The property trust no longer has any purpose and is wound up, and the $500,000 in cash is paid to the SMSF upon redemption of the units.
The SMSF now has $600,000 in cash and the building (worth $500,000 and mortgaged) with a debt of $400,000.
The net position of the SMSF is $700,000. The SMSF now has sufficient cash to pay out Jane’s benefit of $350,000 and does so.
The SMSF position is now $250,000 in cash and the building worth $500,000 with a $400,000 debt.
Unfortunately, the SMSF will have to pay transfer duty on the purchase of the building.
Is there another way to pay out Jane?
The SMSF could have borrowed money in order to finance the payment of the benefit. In this case, the SMSF would need to have borrowed $150,000 (at a minimum).
Unfortunately, the borrowing exception for super benefits is subject to two restrictions which would preclude its use for Colin and Jane.
The first is that the amount borrowed cannot exceed 10 per cent of the value of the assets of the fund. The second is that the amount borrowed must be repaid within 90 days.
Must the borrowing be from a bank?
The short answer is no.
If Colin has access to other funding sources (such as the operating business) then the loan could be from his own company.
His operating company could lend to the SMSF for the purchase of the acquisition of the building.
The loan arrangement must still be fully documented and the lender, even though in-house, should still take a mortgage.
However, an adviser in this situation will have to carefully consider whether the loan from the company would be caught within Div 7A and therefore the interest rate be not less than the Div 7A rate.
Full documentation as you go along
The adviser should be aware that property transactions and family law settlements like any other issue around family law matters is happening under stress for both parties.
The adviser must document every discussion, every phone call in even greater detail than would normally be required to ensure that the adviser’s recollections of the decision-making processes occurring are recorded in the proper timeline.
In other words, what has been discussed above looks like a clean, clear process, but what if emotion and recrimination are clouding judgments?
The adviser has to be able to show that his involvement within discussions is properly recorded.
The solution works for Colin. Both Colin and the adviser must realise and understand that the solution cannot be implemented without the cooperation of Jane and her willingness to permit time for the solution to be implemented and the consequent delay in the payment of her benefit.
Divorce is a tricky issue for advisers with aggrieved parties now that SMSFs are coming of age, so to speak, and some are holding property which makes restructuring more difficult/complex.

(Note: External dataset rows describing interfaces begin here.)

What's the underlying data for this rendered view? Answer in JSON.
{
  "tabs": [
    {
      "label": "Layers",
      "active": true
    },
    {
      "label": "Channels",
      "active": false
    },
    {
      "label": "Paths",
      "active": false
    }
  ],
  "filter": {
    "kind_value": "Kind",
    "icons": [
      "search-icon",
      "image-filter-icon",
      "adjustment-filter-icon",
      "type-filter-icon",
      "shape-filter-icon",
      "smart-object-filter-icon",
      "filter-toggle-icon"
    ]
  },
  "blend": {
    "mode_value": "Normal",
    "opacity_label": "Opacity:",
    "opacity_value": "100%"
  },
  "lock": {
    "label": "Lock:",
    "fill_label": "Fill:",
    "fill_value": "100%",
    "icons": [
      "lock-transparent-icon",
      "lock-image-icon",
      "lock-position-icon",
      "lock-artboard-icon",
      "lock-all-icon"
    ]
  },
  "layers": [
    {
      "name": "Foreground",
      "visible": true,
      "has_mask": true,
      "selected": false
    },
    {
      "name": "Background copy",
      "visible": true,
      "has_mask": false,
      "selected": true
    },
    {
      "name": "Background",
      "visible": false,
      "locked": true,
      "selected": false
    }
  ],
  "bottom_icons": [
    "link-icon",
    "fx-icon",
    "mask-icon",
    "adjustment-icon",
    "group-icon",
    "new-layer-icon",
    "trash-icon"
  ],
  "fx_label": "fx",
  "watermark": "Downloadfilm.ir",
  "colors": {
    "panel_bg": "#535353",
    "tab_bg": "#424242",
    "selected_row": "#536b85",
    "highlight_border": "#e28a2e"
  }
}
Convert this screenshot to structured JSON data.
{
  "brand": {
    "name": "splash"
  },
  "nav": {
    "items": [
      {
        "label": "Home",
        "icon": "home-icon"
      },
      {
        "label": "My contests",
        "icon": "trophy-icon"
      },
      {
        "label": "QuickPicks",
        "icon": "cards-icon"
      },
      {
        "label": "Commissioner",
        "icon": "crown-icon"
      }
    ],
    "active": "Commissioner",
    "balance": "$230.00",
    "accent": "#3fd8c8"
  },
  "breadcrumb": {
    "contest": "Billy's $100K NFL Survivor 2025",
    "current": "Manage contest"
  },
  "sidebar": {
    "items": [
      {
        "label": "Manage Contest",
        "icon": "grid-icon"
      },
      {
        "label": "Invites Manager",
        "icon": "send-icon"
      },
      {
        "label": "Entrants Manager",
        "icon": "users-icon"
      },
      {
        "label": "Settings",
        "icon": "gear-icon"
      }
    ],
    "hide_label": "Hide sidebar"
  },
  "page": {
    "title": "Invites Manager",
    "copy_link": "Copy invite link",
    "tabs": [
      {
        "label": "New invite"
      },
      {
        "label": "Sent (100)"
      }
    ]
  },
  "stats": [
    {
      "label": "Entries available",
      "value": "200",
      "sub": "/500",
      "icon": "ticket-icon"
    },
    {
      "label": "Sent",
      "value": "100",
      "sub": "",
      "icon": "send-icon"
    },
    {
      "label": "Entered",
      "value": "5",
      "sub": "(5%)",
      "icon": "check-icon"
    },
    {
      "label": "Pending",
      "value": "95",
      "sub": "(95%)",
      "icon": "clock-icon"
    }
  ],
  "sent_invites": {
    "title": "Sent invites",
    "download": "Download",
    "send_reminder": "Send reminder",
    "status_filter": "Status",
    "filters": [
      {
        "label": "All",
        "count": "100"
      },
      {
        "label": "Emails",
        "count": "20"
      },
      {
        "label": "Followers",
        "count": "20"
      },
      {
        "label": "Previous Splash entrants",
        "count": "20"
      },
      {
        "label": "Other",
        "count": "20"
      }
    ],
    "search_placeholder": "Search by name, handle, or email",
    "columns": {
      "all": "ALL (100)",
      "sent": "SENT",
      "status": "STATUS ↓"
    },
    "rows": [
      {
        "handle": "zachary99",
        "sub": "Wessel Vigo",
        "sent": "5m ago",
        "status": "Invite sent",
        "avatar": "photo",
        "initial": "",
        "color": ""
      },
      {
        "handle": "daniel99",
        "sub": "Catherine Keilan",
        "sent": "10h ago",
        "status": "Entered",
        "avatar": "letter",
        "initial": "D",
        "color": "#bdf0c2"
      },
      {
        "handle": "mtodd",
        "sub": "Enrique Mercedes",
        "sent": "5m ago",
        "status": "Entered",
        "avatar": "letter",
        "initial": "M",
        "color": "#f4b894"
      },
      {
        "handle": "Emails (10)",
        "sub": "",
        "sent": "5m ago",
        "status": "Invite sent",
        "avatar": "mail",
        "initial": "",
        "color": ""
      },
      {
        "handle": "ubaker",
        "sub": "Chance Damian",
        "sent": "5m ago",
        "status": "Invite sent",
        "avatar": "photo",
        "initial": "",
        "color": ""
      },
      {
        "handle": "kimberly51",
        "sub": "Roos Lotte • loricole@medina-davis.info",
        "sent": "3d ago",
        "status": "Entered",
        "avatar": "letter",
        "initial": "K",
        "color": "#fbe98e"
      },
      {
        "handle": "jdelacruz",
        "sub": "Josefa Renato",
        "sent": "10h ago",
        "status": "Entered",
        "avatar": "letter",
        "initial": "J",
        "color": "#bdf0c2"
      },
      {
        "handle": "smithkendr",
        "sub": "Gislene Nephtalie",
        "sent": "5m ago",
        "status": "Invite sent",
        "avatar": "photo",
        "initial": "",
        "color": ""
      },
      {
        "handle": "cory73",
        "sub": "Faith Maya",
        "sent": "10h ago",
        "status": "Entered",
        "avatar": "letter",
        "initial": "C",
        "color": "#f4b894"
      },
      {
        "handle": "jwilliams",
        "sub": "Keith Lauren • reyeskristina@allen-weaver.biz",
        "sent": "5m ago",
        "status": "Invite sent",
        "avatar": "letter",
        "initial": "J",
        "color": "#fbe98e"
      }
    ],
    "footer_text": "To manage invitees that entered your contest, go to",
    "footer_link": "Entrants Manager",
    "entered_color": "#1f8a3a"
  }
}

The mix of assets, emotions and tax structures can turn this part of SMSF advice into a minefield for advisers.
Michael Hallinan is the special counsel at Townsends Business and Corporate Lawyers.
By Michael Hallinan